The organization is located in the Spryfield area of Halifax Regional Municipality (HRM). Spryfield itself is a community of approximately 4,000 residents, with a wealth of resources such as the Captain William Spry Community Centre with wave pool and library, schools and churches, the Community Wellness Centre, an active Business Commission, and lots of green space. The community has been designated a District Centre under the HRM Regional Plan so Chebucto Connections also serves surrounding communities from Armdale to Sambro and the Pennants. This includes peri-urban as well as rural areas, for a total population of 35,000.

Food security has been a focus of Chebucto Connections’ work within the community for many years. It has partnered with organizations in the community that focus on food security, including food banks, the Urban Farm Museum Society, which promotes food production in the urban area, and family support groups. A founding member of the Ecology Action Centre’s Food Action Committee, Chebucto Connections has also worked with community members on improving access to local food, and currently runs the Coffee Talk Community Kitchen in Greystone. The organization is also a wealth of information about food within the Spryfield community, past and present. and the Urban Farm Museum Society of Spryfield have a number of publications on the topic, including:

  • Food in Spryfield and Surrounding Areas, 1920’s to 1960, an oral history of food in Spryfield
  • Enough to Eat, a submission to HRM Regional Planning, July 27, 2005 with the Urban Farm Museum Society and the Food Action Committee of Ecology Action Centre
  • Foods of Spry’s Field: Cooking and Preserving, Then and Now, a local, seasonal cookbook
    – two brochures on vegetable planting times, and growing soft fruits, as well as a poster about eating local foods in season

To find out more about Chebucto Connections, visit their website at

Pictou County, NS

Pictou County Food Security Coalition
Website: »

The Pictou County Food Security Coalition began in 2006 when representatives from Kids First Family Resource Centre, the Pictou County Women’s Centre, and Public Health Services identified the need to work more closely together on the issue of food security. Despite being a largely rural region, and the rich agriculture and fishing history of Pictou County, currently only 5.8% of its residents work in agriculture or other resource-based industries such as forestry, and fishing.

Since 2006, the Coalition’s membership has expanded and undertaken a variety of community food security initiatives:

  • Since 2006, Kids First and Public Health have collaborated on a Community Food Mentor program that aims to improve basic food and nutrition skills in vulnerable populations within our community. The Coalition as a whole has provided input and networking opportunities that have informed the roll-out of this program.
  • In 2007, they developed a local food guide called “Experience Local Food in Pictou County“, which involved networking with local farmers to be included in the guide and with the local Planning Commission who created the map. This was revised in 2010
  • In 2008, they supported the creation of the New Glasgow Riverfront Farmers Market.
  • In 2009 they hosted a ‘Feast of Local Food‘ dinner in collaboration with the culinary students at the Nova Scotia Community College, Pictou Campus
  • In 2011 members of the Coalition started a community garden in MacLellan’s Brook
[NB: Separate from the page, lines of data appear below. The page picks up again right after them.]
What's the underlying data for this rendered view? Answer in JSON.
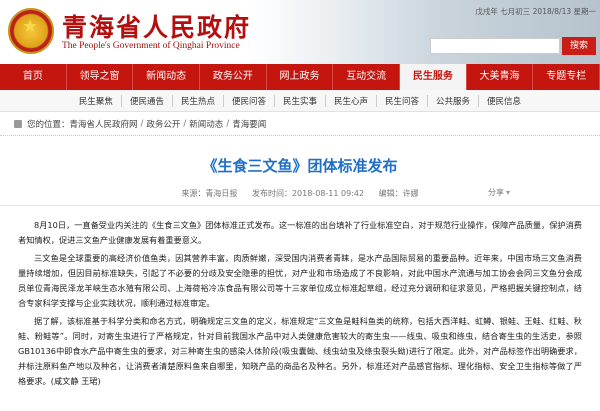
{
  "header": {
    "title": "青海省人民政府",
    "subtitle": "The People's Government of Qinghai Province",
    "date": "戊戌年 七月初三 2018/8/13 星期一",
    "search_button": "搜索"
  },
  "nav": {
    "items": [
      "首页",
      "领导之窗",
      "新闻动态",
      "政务公开",
      "网上政务",
      "互动交流",
      "民生服务",
      "大美青海",
      "专题专栏"
    ]
  },
  "subnav": {
    "items": [
      "民生聚焦",
      "便民通告",
      "民生热点",
      "便民问答",
      "民生实事",
      "民生心声",
      "民生问答",
      "公共服务",
      "便民信息"
    ]
  },
  "breadcrumb": {
    "prefix": "您的位置：",
    "items": [
      "青海省人民政府网",
      "政务公开",
      "新闻动态",
      "青海要闻"
    ]
  },
  "article": {
    "title": "《生食三文鱼》团体标准发布",
    "meta": {
      "source": "来源：青海日报",
      "time": "发布时间：2018-08-11 09:42",
      "editor": "编辑：许娜",
      "share": "分享"
    },
    "paragraphs": [
      "8月10日，一直备受业内关注的《生食三文鱼》团体标准正式发布。这一标准的出台填补了行业标准空白，对于规范行业操作，保障产品质量，保护消费者知情权，促进三文鱼产业健康发展有着重要意义。",
      "三文鱼是全球重要的高经济价值鱼类，因其营养丰富，肉质鲜嫩，深受国内消费者青睐，是水产品国际贸易的重要品种。近年来，中国市场三文鱼消费量持续增加，但因目前标准缺失，引起了不必要的分歧及安全隐患的担忧，对产业和市场造成了不良影响，对此中国水产流通与加工协会会同三文鱼分会成员单位青海民泽龙羊峡生态水殖有限公司、上海荷裕冷冻食品有限公司等十三家单位成立标准起草组，经过充分调研和征求意见，严格把握关键控制点，结合专家科学支撑与企业实践状况，顺利通过标准审定。",
      "据了解，该标准基于科学分类和命名方式，明确规定三文鱼的定义，标准规定“三文鱼是鲑科鱼类的统称，包括大西洋鲑、虹鳟、银鲑、王鲑、红鲑、秋鲑、粉鲑等”。同时，对寄生虫进行了严格规定，针对目前我国水产品中对人类健康危害较大的寄生虫——线虫、吸虫和绦虫，结合寄生虫的生活史，参照GB10136中即食水产品中寄生虫的要求，对三种寄生虫的感染人体阶段(吸虫囊蚴、线虫幼虫及绦虫裂头蚴)进行了限定。此外，对产品标签作出明确要求，并标注原料鱼产地以及种名，让消费者清楚原料鱼来自哪里，知晓产品的商品名及种名。另外，标准还对产品感官指标、理化指标、安全卫生指标等做了严格要求。(咸文静 王珺)"
    ]
  }
}
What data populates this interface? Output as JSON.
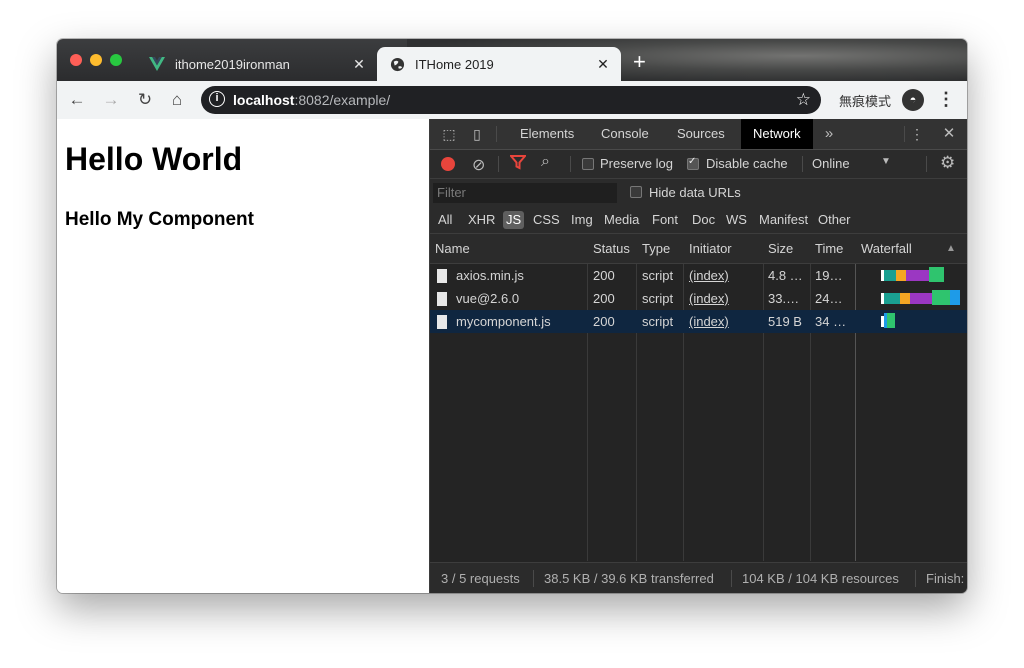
{
  "tabs": [
    {
      "title": "ithome2019ironman",
      "active": false,
      "favicon": "vue-logo-icon"
    },
    {
      "title": "ITHome 2019",
      "active": true,
      "favicon": "globe-icon"
    }
  ],
  "toolbar": {
    "url_host": "localhost",
    "url_rest": ":8082/example/",
    "incognito_label": "無痕模式"
  },
  "page": {
    "heading1": "Hello World",
    "heading2": "Hello My Component"
  },
  "devtools": {
    "panels": [
      "Elements",
      "Console",
      "Sources",
      "Network"
    ],
    "active_panel": "Network",
    "preserve_log": "Preserve log",
    "disable_cache": "Disable cache",
    "throttle": "Online",
    "filter_placeholder": "Filter",
    "hide_data_urls": "Hide data URLs",
    "types": [
      "All",
      "XHR",
      "JS",
      "CSS",
      "Img",
      "Media",
      "Font",
      "Doc",
      "WS",
      "Manifest",
      "Other"
    ],
    "selected_type": "JS",
    "columns": [
      "Name",
      "Status",
      "Type",
      "Initiator",
      "Size",
      "Time",
      "Waterfall"
    ],
    "rows": [
      {
        "name": "axios.min.js",
        "status": "200",
        "type": "script",
        "initiator": "(index)",
        "size": "4.8 …",
        "time": "19…"
      },
      {
        "name": "vue@2.6.0",
        "status": "200",
        "type": "script",
        "initiator": "(index)",
        "size": "33.…",
        "time": "24…"
      },
      {
        "name": "mycomponent.js",
        "status": "200",
        "type": "script",
        "initiator": "(index)",
        "size": "519 B",
        "time": "34 …"
      }
    ],
    "status": {
      "requests": "3 / 5 requests",
      "transferred": "38.5 KB / 39.6 KB transferred",
      "resources": "104 KB / 104 KB resources",
      "finish": "Finish:"
    }
  }
}
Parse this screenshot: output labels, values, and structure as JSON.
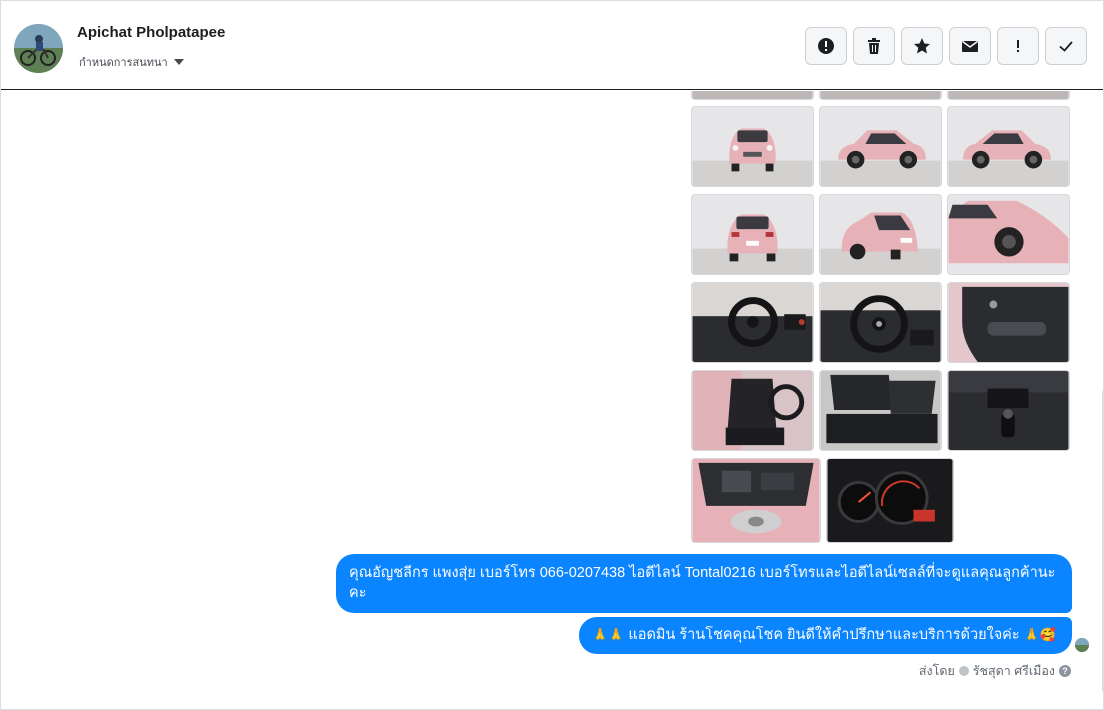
{
  "header": {
    "contact_name": "Apichat Pholpatapee",
    "assign_label": "กำหนดการสนทนา",
    "actions": [
      {
        "name": "mark-spam-button",
        "icon": "alert-circle-icon"
      },
      {
        "name": "delete-button",
        "icon": "trash-icon"
      },
      {
        "name": "star-button",
        "icon": "star-icon"
      },
      {
        "name": "mark-unread-button",
        "icon": "envelope-icon"
      },
      {
        "name": "follow-up-button",
        "icon": "exclamation-icon"
      },
      {
        "name": "mark-done-button",
        "icon": "checkmark-icon"
      }
    ]
  },
  "gallery": {
    "rows": [
      [
        "car-front",
        "car-side-right",
        "car-side-left"
      ],
      [
        "car-rear",
        "car-rear-quarter",
        "car-front-quarter"
      ],
      [
        "dashboard-left",
        "dashboard-steering",
        "door-panel"
      ],
      [
        "front-seat",
        "rear-seats",
        "center-console"
      ],
      [
        "engine-bay",
        "gauge-cluster"
      ]
    ]
  },
  "messages": {
    "bubble1_text": "คุณอัญชลีกร แพงสุ่ย      เบอร์โทร 066-0207438 ไอดีไลน์ Tontal0216   เบอร์โทรและไอดีไลน์เซลล์ที่จะดูแลคุณลูกค้านะคะ",
    "bubble2_emoji_start": "🙏🙏",
    "bubble2_text": "แอดมิน ร้านโชคคุณโชค ยินดีให้คำปรึกษาและบริการด้วยใจค่ะ",
    "bubble2_emoji_end": "🙏🥰"
  },
  "footer": {
    "sent_by_label": "ส่งโดย",
    "sender_name": "รัชสุดา ศรีเมือง",
    "help_glyph": "?"
  },
  "colors": {
    "bubble": "#0b84ff",
    "car_pink": "#e6b2b8",
    "interior": "#2b2c30"
  }
}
Each of the member organizations has also been supportive of programs in its own right, including such things as providing food supplements to young pregnant women, providing breastfeeding support, providing educational programs around budgeting and food preparation, and promoting buy local campaigns.

To find out more about Pictou County Food Security Coalition, visit their website at